For what it's worth

The analyst''s job is to make sense out of separate events that might be connected. However it is done, there is a lack of certainty. It is best to avoid far flung stories about conspiracies, or inevitable consequences. All of that leads people to put the analysis in with the other junk, of which there is no small supply making the rounds of the internet and other media.
This note is about separate events that, at least in my mind, come together in a way that suggests a lack of good sense among powerful governments, and some threat poised over Israel. The fact that it is our friends who are responsible for what appears to be senseless justifies fear and trembling about the future. And not only our future.
The events at issue:
What appears to be the bumbling of European and American do-gooders to foment, or at least encourage and applaud uprisings in Arab countries that they see as indications of grass roots democracy

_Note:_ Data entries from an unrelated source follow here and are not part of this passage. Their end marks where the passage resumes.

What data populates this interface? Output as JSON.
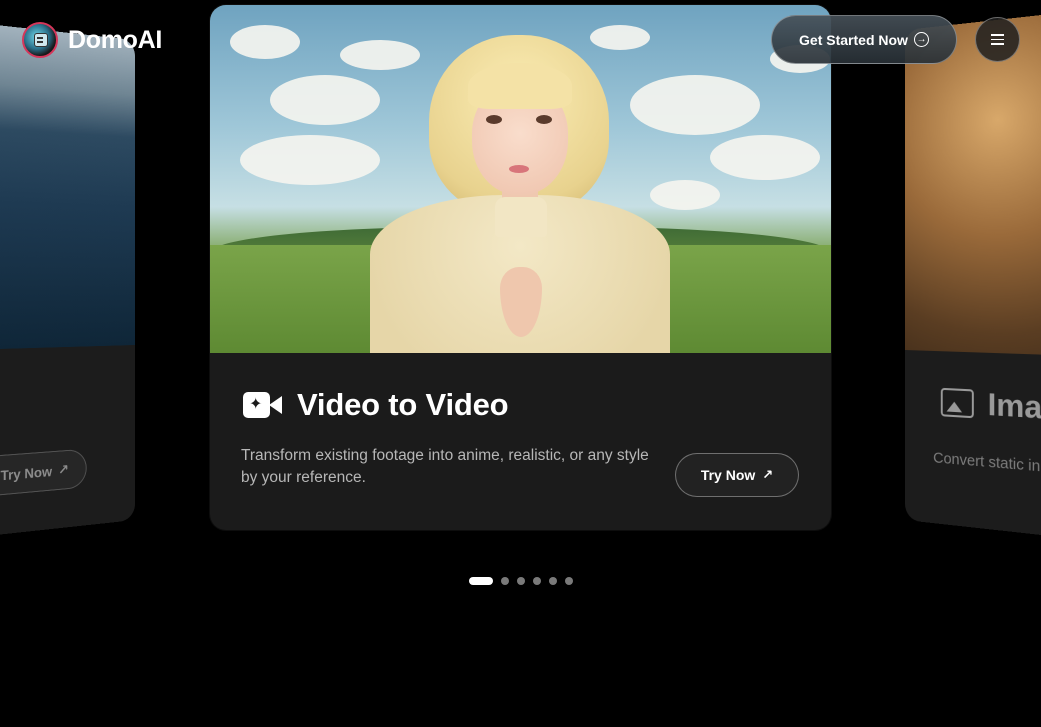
{
  "brand": {
    "name": "DomoAI"
  },
  "header": {
    "cta_label": "Get Started Now",
    "cta_icon": "arrow-circle-right-icon",
    "menu_icon": "hamburger-menu-icon"
  },
  "carousel": {
    "active_index": 0,
    "slides_total": 6,
    "center_card": {
      "icon": "video-camera-sparkle-icon",
      "title": "Video to Video",
      "description": "Transform existing footage into anime, realistic, or any style by your reference.",
      "button_label": "Try Now",
      "button_icon": "arrow-up-right-icon"
    },
    "left_card": {
      "button_label": "Try Now",
      "button_icon": "arrow-up-right-icon"
    },
    "right_card": {
      "icon": "image-icon",
      "title_partial": "Ima",
      "description_partial": "Convert static in motion."
    }
  },
  "colors": {
    "background": "#000000",
    "card": "#1b1b1b",
    "description_text": "#b7b7b7",
    "dot_inactive": "#7a7a7a",
    "dot_active": "#ffffff"
  }
}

The involvement of European and American governments and armed forces in the Libyan civil war, in a situation where they act against one side, but not decisively, and admit to wondering about the motives and capacities of the various Libyans they are helping to take down their government

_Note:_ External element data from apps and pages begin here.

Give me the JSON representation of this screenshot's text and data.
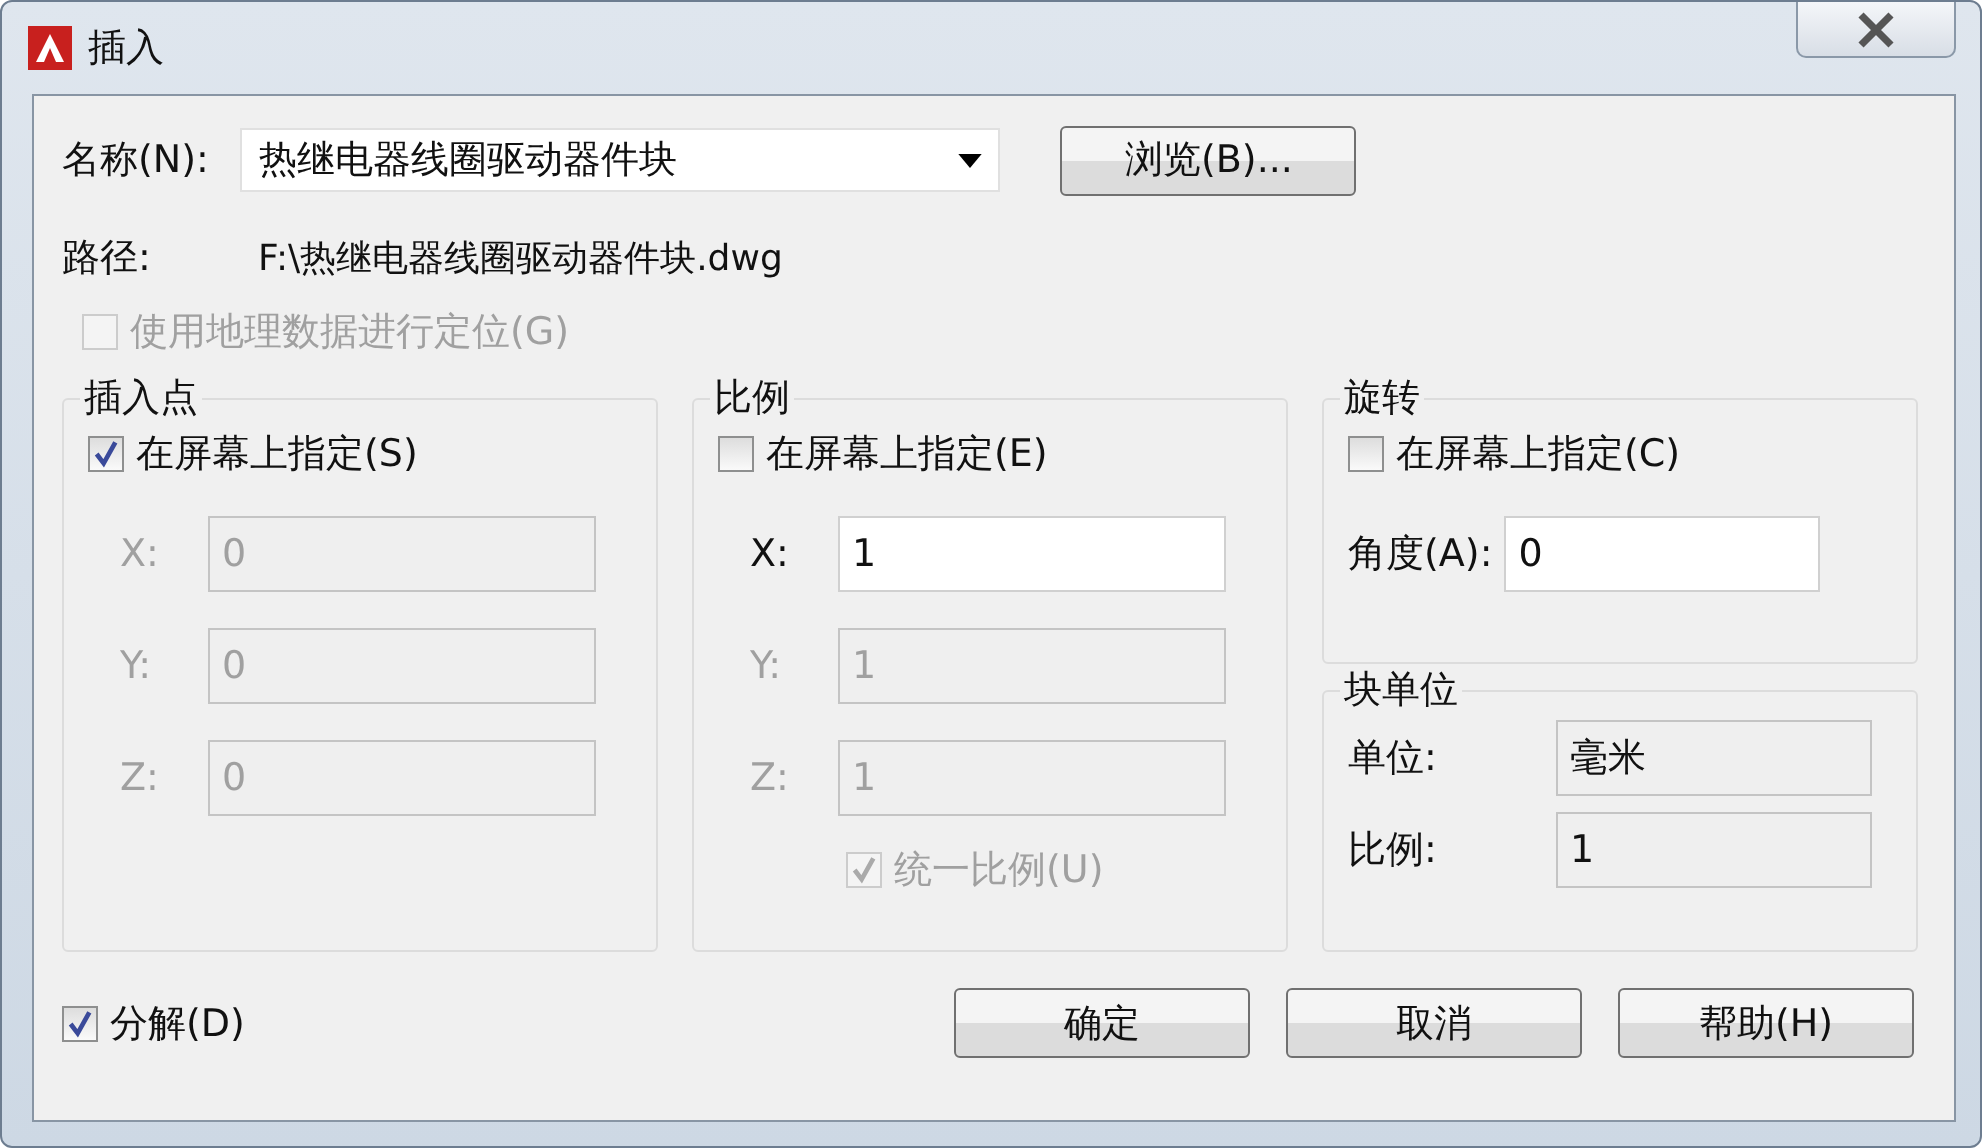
{
  "window": {
    "title": "插入"
  },
  "name": {
    "label": "名称(N):",
    "value": "热继电器线圈驱动器件块"
  },
  "browse_button": "浏览(B)...",
  "path": {
    "label": "路径:",
    "value": "F:\\热继电器线圈驱动器件块.dwg"
  },
  "geo_checkbox": {
    "label": "使用地理数据进行定位(G)",
    "checked": false,
    "disabled": true
  },
  "insertion_point": {
    "title": "插入点",
    "on_screen": {
      "label": "在屏幕上指定(S)",
      "checked": true
    },
    "fields": [
      {
        "label": "X:",
        "value": "0",
        "disabled": true
      },
      {
        "label": "Y:",
        "value": "0",
        "disabled": true
      },
      {
        "label": "Z:",
        "value": "0",
        "disabled": true
      }
    ]
  },
  "scale": {
    "title": "比例",
    "on_screen": {
      "label": "在屏幕上指定(E)",
      "checked": false
    },
    "fields": [
      {
        "label": "X:",
        "value": "1",
        "disabled": false
      },
      {
        "label": "Y:",
        "value": "1",
        "disabled": true
      },
      {
        "label": "Z:",
        "value": "1",
        "disabled": true
      }
    ],
    "uniform": {
      "label": "统一比例(U)",
      "checked": true,
      "disabled": true
    }
  },
  "rotation": {
    "title": "旋转",
    "on_screen": {
      "label": "在屏幕上指定(C)",
      "checked": false
    },
    "angle": {
      "label": "角度(A):",
      "value": "0"
    }
  },
  "block_unit": {
    "title": "块单位",
    "rows": [
      {
        "label": "单位:",
        "value": "毫米"
      },
      {
        "label": "比例:",
        "value": "1"
      }
    ]
  },
  "explode": {
    "label": "分解(D)",
    "checked": true
  },
  "buttons": [
    "确定",
    "取消",
    "帮助(H)"
  ]
}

Suspicions that western involvement in Libya has as much to do with Nicolas Sarkozy''s political weakness as with careful consideration of what can be done on the ground
American and European stuttering about what should be happening in Syria
The repeated insistence of those same governments that Palestine is ready for independent statehood, and that Israel must do what is necessary to make that possible
The movement of Palestinians, in violation of their agreement with Israel, to engineer an endorsement of their statehood on their terms in the United Nations
The presence of some 15 separate armed organizations in Gaza, with factions in the West Bank
The recent killing of an Italian human rights activist in Gaza, which appears to have been done by one of those organizations despite the efforts of Hamas and others to blame Israel
The renewal of missile firings against Israeli civilians, less than a week after Hamas trumpeted its renewal of a disciplined period of quiet
Occasional drive-by shootings and other acts of violence in the West Bank, and the murder of parents and children in Itamar, despite the good marks for security given to the Abbas regime by its international supporters
The way I put these items together does not add to the credibility of Palestinians, or of Europeans and Americans who claim wisdom in things Middle Eastern, and are certain that the Palestinian regime is ready for statehood.
The keystone in Israel''s worries and opportunities is the United States. There is no encouragement from the blather and certainty heard from Barack Obama and Hillary Clinton, along with their lack of experience and repeated stumbling here and among our neighbors. More encouraging, however, is the upcoming presidential election, Obama''s domestic vulnerability, questions about his support among Jewish donors, the Republican majority in the House of Representatives, the intensity of Republican conservatives, and what we can hope are the kernels of intelligence and good sense in Obama himself.
Early signs are that the United States is cautious, and may be opposed to the grant of statehood to Palestinians without the nuisance of negotiations with Israel. Similar expressions come from senior personnel in the governments of Great Britain, France, Germany, and Italy, but they are mixed with other expressions suggesting that all those governments may go along with the majority.
Prime Minister Netanyahu is a great speaker, and may be the darling of Americans and Europeans anxious for reinforcement of a posture in favor of Israel. Trust in him is another matter. He is preparing a speech before the American Congress that may counter the Palestinian movement toward quick and easy statehood. Israelis are hoping for the best, but are skeptical.
And what will happen if the world forum endorses a Palestinian state with its capital in Jerusalem, a fuzzy definition of borders that mentions 1967, something about refugees, and Israel withholds recognition of such a state?
The scenarios are many, the certainties fewer.  
Will Palestinians in suits appear at the edge of Jerusalem, brief cases in hand, intent on reaching what they envision as the site of their capitol?
Will foreign diplomats come to Ben Gurion airport, or the border crossing from Jordan, intent on presenting their credentials to the head of a Palestinian state in Jerusalem or elsewhere?
Down the road may be sanctions, with Israel''s small economy, western living standards, and dependence on trade making it more vulnerable than Iran.
None of this is certain. Israel''s capacity in international politics is multifaceted, and goes beyond Bibi''s fluency. Adversaries must ponder its military capacities. Itamar, the kidnapping and assassination of the Italian volunteer, and rockets aimed at civilians should not add to the stature of Palestine among those of good sense.